_The data_:
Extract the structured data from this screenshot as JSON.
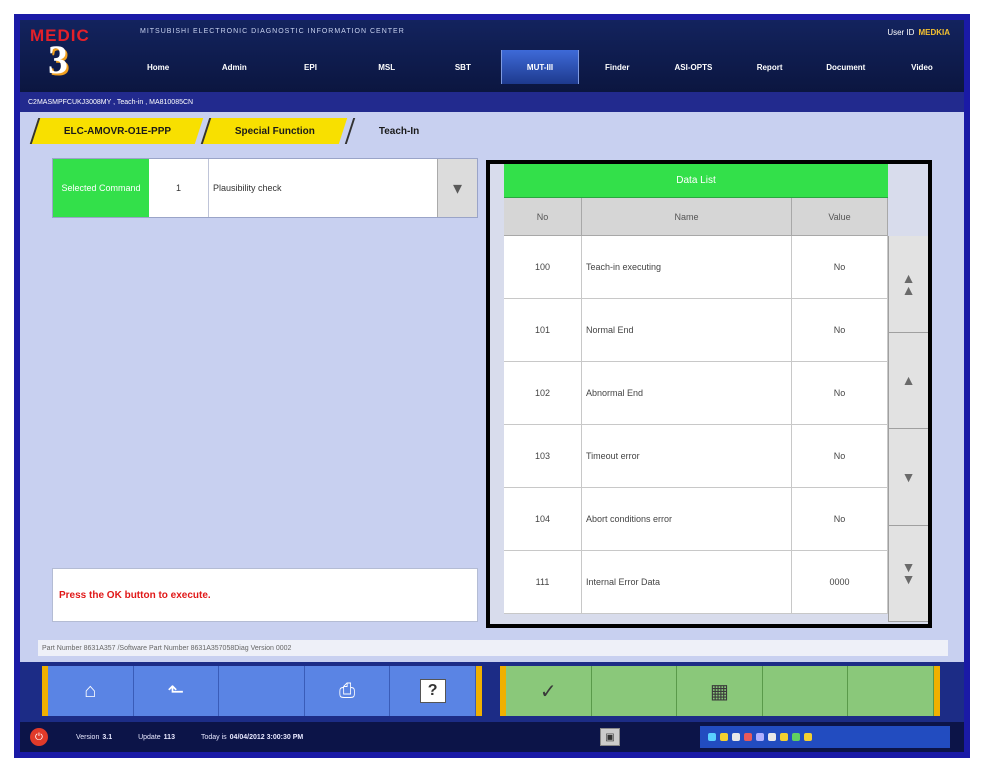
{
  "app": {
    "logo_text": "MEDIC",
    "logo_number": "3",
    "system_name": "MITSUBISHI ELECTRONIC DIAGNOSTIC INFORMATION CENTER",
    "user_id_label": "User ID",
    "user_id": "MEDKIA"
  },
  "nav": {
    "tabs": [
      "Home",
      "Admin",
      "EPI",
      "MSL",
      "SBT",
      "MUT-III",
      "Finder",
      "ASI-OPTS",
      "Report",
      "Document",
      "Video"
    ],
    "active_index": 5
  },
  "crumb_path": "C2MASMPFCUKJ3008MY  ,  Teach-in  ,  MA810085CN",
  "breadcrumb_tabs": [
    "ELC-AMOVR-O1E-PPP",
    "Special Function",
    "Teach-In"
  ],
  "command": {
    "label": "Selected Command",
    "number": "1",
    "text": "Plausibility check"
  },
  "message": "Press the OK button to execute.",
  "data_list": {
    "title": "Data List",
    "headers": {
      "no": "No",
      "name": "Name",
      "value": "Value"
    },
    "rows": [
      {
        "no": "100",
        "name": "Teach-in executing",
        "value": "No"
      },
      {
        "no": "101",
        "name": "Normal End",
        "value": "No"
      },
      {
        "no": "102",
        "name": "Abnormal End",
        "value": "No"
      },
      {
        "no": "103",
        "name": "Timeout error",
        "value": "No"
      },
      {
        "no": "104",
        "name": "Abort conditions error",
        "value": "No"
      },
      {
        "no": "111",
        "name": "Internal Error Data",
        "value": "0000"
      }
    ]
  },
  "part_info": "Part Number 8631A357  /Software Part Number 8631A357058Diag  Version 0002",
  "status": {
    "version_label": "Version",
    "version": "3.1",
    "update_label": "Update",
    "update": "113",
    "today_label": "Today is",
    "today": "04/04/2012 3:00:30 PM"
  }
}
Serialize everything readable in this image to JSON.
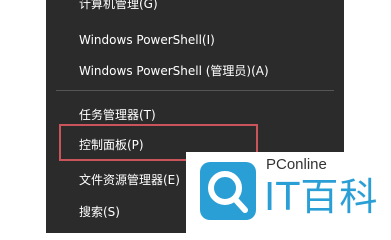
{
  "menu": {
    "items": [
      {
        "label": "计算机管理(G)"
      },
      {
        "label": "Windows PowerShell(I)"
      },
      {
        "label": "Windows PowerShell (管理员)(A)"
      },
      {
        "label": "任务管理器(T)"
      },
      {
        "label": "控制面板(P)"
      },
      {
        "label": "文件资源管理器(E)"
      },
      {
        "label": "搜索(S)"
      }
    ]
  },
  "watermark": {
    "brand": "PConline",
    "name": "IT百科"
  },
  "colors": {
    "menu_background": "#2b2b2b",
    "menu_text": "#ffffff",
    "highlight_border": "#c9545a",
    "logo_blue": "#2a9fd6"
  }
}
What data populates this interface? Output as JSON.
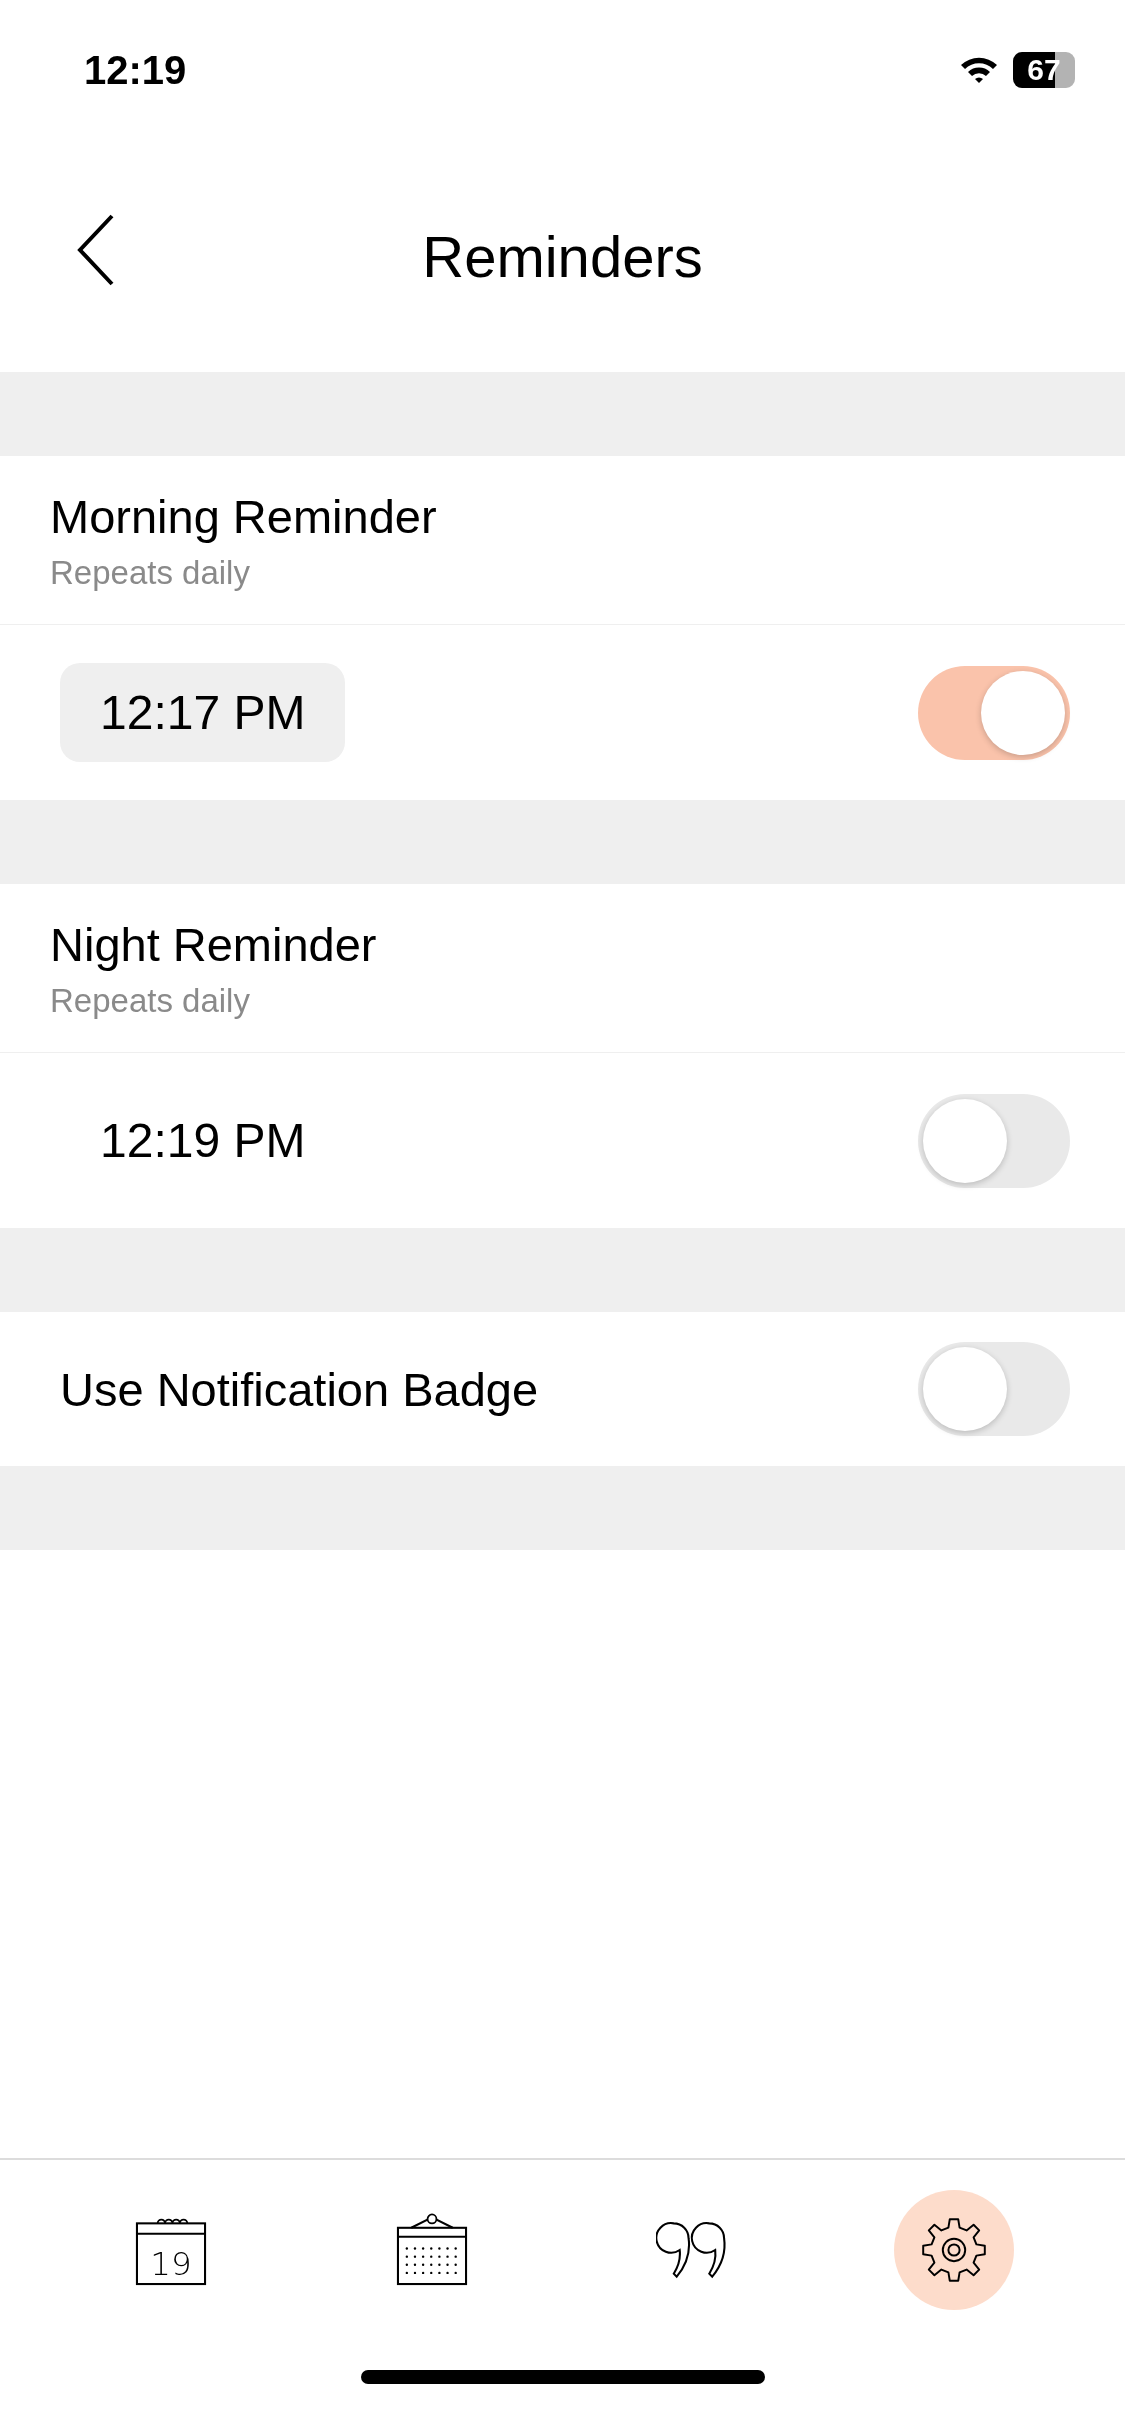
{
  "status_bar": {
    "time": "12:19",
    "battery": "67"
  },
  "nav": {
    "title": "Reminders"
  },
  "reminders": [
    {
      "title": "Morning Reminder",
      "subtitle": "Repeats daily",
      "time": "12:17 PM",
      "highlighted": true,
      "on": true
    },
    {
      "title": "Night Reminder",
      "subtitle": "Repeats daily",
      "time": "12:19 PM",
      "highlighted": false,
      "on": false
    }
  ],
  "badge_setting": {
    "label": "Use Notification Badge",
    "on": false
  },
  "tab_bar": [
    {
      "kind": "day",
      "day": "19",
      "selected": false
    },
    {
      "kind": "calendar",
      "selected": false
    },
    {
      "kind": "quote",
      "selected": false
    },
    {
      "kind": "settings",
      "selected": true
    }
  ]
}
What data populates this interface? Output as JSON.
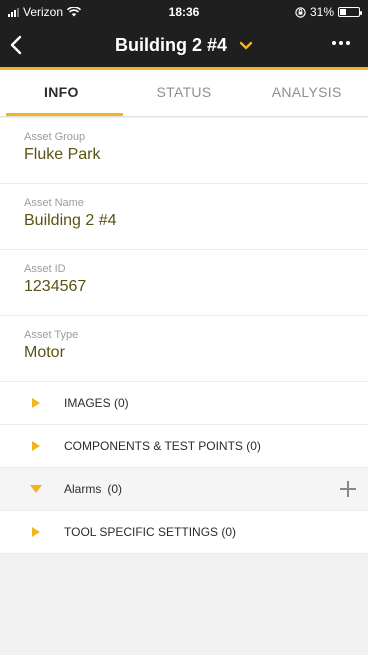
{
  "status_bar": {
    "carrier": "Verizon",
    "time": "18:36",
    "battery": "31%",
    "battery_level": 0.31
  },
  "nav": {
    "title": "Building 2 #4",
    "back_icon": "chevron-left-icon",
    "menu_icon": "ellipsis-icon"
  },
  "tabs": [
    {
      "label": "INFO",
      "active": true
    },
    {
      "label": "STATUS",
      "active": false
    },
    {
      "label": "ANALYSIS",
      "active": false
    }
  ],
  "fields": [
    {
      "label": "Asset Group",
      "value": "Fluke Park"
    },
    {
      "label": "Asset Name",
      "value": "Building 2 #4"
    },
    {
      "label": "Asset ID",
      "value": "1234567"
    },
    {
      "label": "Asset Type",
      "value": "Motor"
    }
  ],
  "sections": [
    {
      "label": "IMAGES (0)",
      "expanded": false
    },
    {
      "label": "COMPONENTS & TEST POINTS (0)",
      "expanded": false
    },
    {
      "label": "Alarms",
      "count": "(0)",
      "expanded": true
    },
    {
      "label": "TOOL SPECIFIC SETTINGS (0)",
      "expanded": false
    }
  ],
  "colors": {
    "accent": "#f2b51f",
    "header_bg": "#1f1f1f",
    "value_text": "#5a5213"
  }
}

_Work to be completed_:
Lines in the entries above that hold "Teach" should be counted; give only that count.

_Solution to the problem_:
3